Advances in laser scanning have transformed how museums research and conserve paintings by mapping the textures, colors and dimensions of their surfaces in minute detail. Now, an innovative Austrian printmaking company is using the technology — and the rich data it produces — to offer art enthusiasts the chance to “live with a masterpiece.”
Founded in 2022, Lito Masters has partnered with several major museums to carry out detailed scans of paintings by artists including Vincent van Gogh, Henri Matisse and Wassily Kandinsky. It then uses 3D-printing technology to create textured, stroke-for-stroke reproductions on canvas or paper, complete with the originals’ cracks, ridges and imperfections.
“It’s almost a clone,” the company’s co-founder, John Dodelande, told CNN on a video call. “So you observe the relief, the brushstrokes — everything.”
Billed as a new take on lithography, the limited-edition collectibles are designed to be practically indistinguishable from the masterpieces they are based on. But even to the untrained eye, there is at least one major difference: the price.
A canvas facsimile of “Bedroom in Arles” by Van Gogh, whose works have been known to fetch nine-figure sums at auction, is available for under $4,000. Elsewhere, the reproductions range in price from 450 euros ($493) for a small work on paper to 6,650 euros ($7,281) for a near-life-size canvas version of a painting from René Magritte’s “The Empire of Light” series, standing more than 4-foot-9-inches tall.
Created in batches of between 150 and 999 editions per artwork, each reproduction is accompanied with a certificate of authenticity endorsed by the museum that owns the original.
The firm’s parent company, Lito, holds the exclusive commercial license for a laser scanner usually used by art institutions for research. The scans, which were sometimes carried out on paintings as they hung on museum walls, took up to six hours per square meter (10.8 square feet), said Dodelande, adding that his team worked during closing hours.
As part of a new collaboration with the Musée de l’Orangerie in Paris, Lito Masters spent a week scanning the intuition’s collection of Claude Monet’s “Water Lilies” murals. The first offering from the partnership, launched on Tuesday, sees small portions of the soaring artworks reprinted as 900-square-centimeter (140-square inch) collectibles.

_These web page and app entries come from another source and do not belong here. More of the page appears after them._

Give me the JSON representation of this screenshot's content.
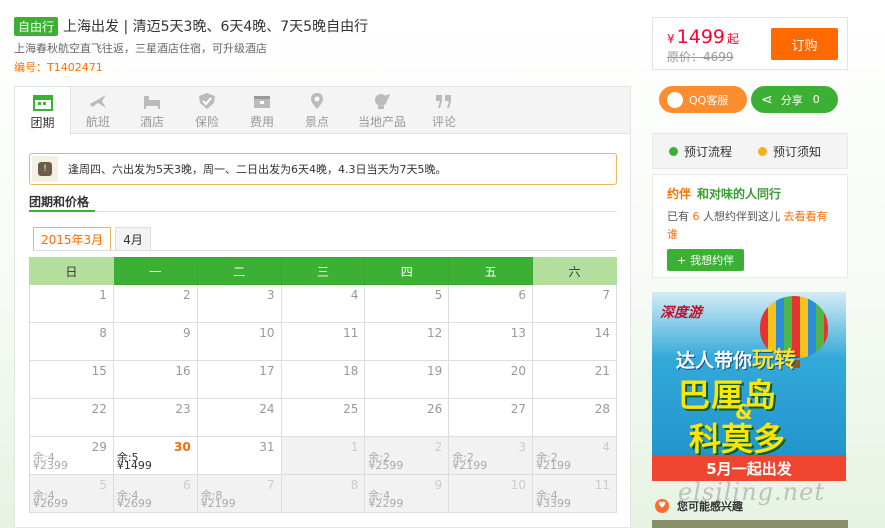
{
  "header": {
    "badge": "自由行",
    "title": "上海出发 | 清迈5天3晚、6天4晚、7天5晚自由行",
    "subtitle": "上海春秋航空直飞往返，三星酒店住宿，可升级酒店",
    "code": "编号：T1402471"
  },
  "price": {
    "currency": "¥",
    "amount": "1499",
    "suffix": "起",
    "original": "原价：4699",
    "buy_label": "订购"
  },
  "social": {
    "qq_label": "QQ客服",
    "share_label": "分享",
    "share_count": "0"
  },
  "process": {
    "flow_label": "预订流程",
    "notice_label": "预订须知"
  },
  "yue": {
    "logo": "约伴",
    "title": "和对味的人同行",
    "text_pre": "已有",
    "count": "6",
    "text_post": "人想约伴到这儿",
    "link": "去看看有谁",
    "button": "我想约伴"
  },
  "ad": {
    "brand": "深度游",
    "line1_a": "达人带你",
    "line1_b": "玩转",
    "line2": "巴厘岛",
    "amp": "&",
    "line3": "科莫多",
    "bar": "5月一起出发"
  },
  "interest_label": "您可能感兴趣",
  "watermark": "elsiling.net",
  "tabs": [
    {
      "label": "团期",
      "icon": "calendar-icon"
    },
    {
      "label": "航班",
      "icon": "plane-icon"
    },
    {
      "label": "酒店",
      "icon": "bed-icon"
    },
    {
      "label": "保险",
      "icon": "shield-icon"
    },
    {
      "label": "费用",
      "icon": "wallet-icon"
    },
    {
      "label": "景点",
      "icon": "pin-icon"
    },
    {
      "label": "当地产品",
      "icon": "gift-icon"
    },
    {
      "label": "评论",
      "icon": "quote-icon"
    }
  ],
  "notice": "逢周四、六出发为5天3晚，周一、二日出发为6天4晚，4.3日当天为7天5晚。",
  "section_title": "团期和价格",
  "month_tabs": [
    "2015年3月",
    "4月"
  ],
  "weekdays": [
    "日",
    "一",
    "二",
    "三",
    "四",
    "五",
    "六"
  ],
  "weeks": [
    [
      {
        "d": "1"
      },
      {
        "d": "2"
      },
      {
        "d": "3"
      },
      {
        "d": "4"
      },
      {
        "d": "5"
      },
      {
        "d": "6"
      },
      {
        "d": "7"
      }
    ],
    [
      {
        "d": "8"
      },
      {
        "d": "9"
      },
      {
        "d": "10"
      },
      {
        "d": "11"
      },
      {
        "d": "12"
      },
      {
        "d": "13"
      },
      {
        "d": "14"
      }
    ],
    [
      {
        "d": "15"
      },
      {
        "d": "16"
      },
      {
        "d": "17"
      },
      {
        "d": "18"
      },
      {
        "d": "19"
      },
      {
        "d": "20"
      },
      {
        "d": "21"
      }
    ],
    [
      {
        "d": "22"
      },
      {
        "d": "23"
      },
      {
        "d": "24"
      },
      {
        "d": "25"
      },
      {
        "d": "26"
      },
      {
        "d": "27"
      },
      {
        "d": "28"
      }
    ],
    [
      {
        "d": "29",
        "rem": "余:4",
        "pr": "¥2399",
        "strike": true
      },
      {
        "d": "30",
        "rem": "余:5",
        "pr": "¥1499",
        "today": true
      },
      {
        "d": "31"
      },
      {
        "d": "1",
        "dim": true
      },
      {
        "d": "2",
        "dim": true,
        "rem": "余:2",
        "pr": "¥2599"
      },
      {
        "d": "3",
        "dim": true,
        "rem": "余:2",
        "pr": "¥2199"
      },
      {
        "d": "4",
        "dim": true,
        "rem": "余:2",
        "pr": "¥2199"
      }
    ],
    [
      {
        "d": "5",
        "dim": true,
        "rem": "余:4",
        "pr": "¥2699"
      },
      {
        "d": "6",
        "dim": true,
        "rem": "余:4",
        "pr": "¥2699"
      },
      {
        "d": "7",
        "dim": true,
        "rem": "余:8",
        "pr": "¥2199"
      },
      {
        "d": "8",
        "dim": true
      },
      {
        "d": "9",
        "dim": true,
        "rem": "余:4",
        "pr": "¥2299"
      },
      {
        "d": "10",
        "dim": true
      },
      {
        "d": "11",
        "dim": true,
        "rem": "余:4",
        "pr": "¥3399"
      }
    ]
  ]
}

‘Making art accessible’
For museums, the commercialization of scanning technology means they can sell souvenirs boasting greater depth than a poster or high-resolution print. At the Musée d’Orsay in Paris, for instance, Lito Masters’ printed reproductions of Van Gogh works are now available for sale at the giftshop.
“We want to give the visitors the ability to bring something home — a piece of their experience,” the museum’s head of economic development, Constance de Marliave, told CNN on a video call from Paris.
Lito declined to disclose the cut museums receive from sales. But although the firm owns the scanning data, it permits the museums to use it for their own scientific research.
The partnership with the Musée d’Orsay has also seen the museum display an all-white version of Van Gogh’s “The Church in Auvers-sur-Oise” in its latest exhibition, allowing visitors to see the painting’s texture — and the artist’s technique — without the distraction of color.
“It’s about making the collection accessible in a different way,” De Marliave said.
Lito plans to partner with more museums and artists’ estates, with works by Frida Kahlo and Tsuguharu Foujita expected to be offered soon, said Dodelande. And through its Lito Editions venture, the firm is also working with contemporary artists — including Erwin Wurm, Peter Halley and Wang Guangle — to produce new works with the company’s printing technology.
Beyond research and education, Lito Masters’ head of cultural partnerships, Victoria Gandit Lelandais, envisages the reproductions one day featuring in exhibitions when the originals cannot be feasibly loaned or transported.
“A Lito could be sent to, let’s say, an artist’s retrospective, so that it’s complete,” she told CNN. “Instead of sending the original one, damaging it or paying for shipping et cetera, in the future it could be more intelligent much more intelligent and better and return investment worth to send a (printed reproduction).”